**What you should do**.
Look through the entries below and count the lines with "JSON" in them; the reply is the number alone.

**Provided records**.
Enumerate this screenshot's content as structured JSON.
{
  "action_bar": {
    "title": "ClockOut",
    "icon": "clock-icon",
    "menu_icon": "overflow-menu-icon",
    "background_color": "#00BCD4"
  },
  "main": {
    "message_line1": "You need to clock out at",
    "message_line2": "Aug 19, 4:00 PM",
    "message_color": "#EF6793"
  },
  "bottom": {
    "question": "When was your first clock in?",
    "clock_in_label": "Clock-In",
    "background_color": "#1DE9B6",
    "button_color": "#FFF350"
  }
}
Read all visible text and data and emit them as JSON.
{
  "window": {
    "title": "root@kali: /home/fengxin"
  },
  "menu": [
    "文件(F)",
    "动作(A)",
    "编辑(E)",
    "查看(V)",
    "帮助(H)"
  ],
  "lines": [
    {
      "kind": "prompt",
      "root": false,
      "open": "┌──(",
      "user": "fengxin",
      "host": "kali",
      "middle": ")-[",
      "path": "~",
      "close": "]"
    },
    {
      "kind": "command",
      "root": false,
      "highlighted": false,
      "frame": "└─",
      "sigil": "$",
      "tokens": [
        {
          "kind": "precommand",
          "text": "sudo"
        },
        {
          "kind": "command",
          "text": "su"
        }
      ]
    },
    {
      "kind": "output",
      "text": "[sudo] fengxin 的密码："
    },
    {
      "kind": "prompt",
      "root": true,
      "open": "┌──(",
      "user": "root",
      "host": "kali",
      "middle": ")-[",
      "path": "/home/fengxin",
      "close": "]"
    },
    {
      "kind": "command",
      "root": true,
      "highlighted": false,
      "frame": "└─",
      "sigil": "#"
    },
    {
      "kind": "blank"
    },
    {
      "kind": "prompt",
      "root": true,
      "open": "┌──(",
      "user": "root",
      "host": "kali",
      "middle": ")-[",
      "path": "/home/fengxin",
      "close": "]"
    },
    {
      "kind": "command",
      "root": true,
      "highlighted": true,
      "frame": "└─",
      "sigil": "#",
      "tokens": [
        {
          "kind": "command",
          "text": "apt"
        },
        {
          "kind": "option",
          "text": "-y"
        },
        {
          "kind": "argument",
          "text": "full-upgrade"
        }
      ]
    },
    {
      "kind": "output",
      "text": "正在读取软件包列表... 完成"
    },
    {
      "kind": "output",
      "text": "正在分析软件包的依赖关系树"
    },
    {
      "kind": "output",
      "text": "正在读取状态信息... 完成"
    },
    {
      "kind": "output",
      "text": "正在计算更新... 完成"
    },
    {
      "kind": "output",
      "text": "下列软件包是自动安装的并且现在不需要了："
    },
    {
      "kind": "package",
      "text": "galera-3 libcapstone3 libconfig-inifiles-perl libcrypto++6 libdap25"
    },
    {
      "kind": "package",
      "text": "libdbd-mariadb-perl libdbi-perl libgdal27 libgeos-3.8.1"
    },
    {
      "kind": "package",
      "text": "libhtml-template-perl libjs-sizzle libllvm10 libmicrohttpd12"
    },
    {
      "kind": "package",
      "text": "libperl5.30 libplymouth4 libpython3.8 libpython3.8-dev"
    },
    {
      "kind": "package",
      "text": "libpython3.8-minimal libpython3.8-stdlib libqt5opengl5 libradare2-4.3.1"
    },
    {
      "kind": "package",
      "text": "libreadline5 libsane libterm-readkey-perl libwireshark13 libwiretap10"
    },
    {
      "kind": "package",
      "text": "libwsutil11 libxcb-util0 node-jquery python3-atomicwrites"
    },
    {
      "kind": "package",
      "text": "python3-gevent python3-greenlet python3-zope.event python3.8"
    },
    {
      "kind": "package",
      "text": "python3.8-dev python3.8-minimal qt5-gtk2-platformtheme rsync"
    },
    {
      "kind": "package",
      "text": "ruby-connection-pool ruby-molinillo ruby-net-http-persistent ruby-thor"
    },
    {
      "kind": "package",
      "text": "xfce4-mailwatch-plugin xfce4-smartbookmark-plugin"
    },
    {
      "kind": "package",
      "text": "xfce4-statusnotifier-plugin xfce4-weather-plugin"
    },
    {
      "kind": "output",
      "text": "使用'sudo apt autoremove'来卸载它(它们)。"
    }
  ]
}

**Response to the task**.
2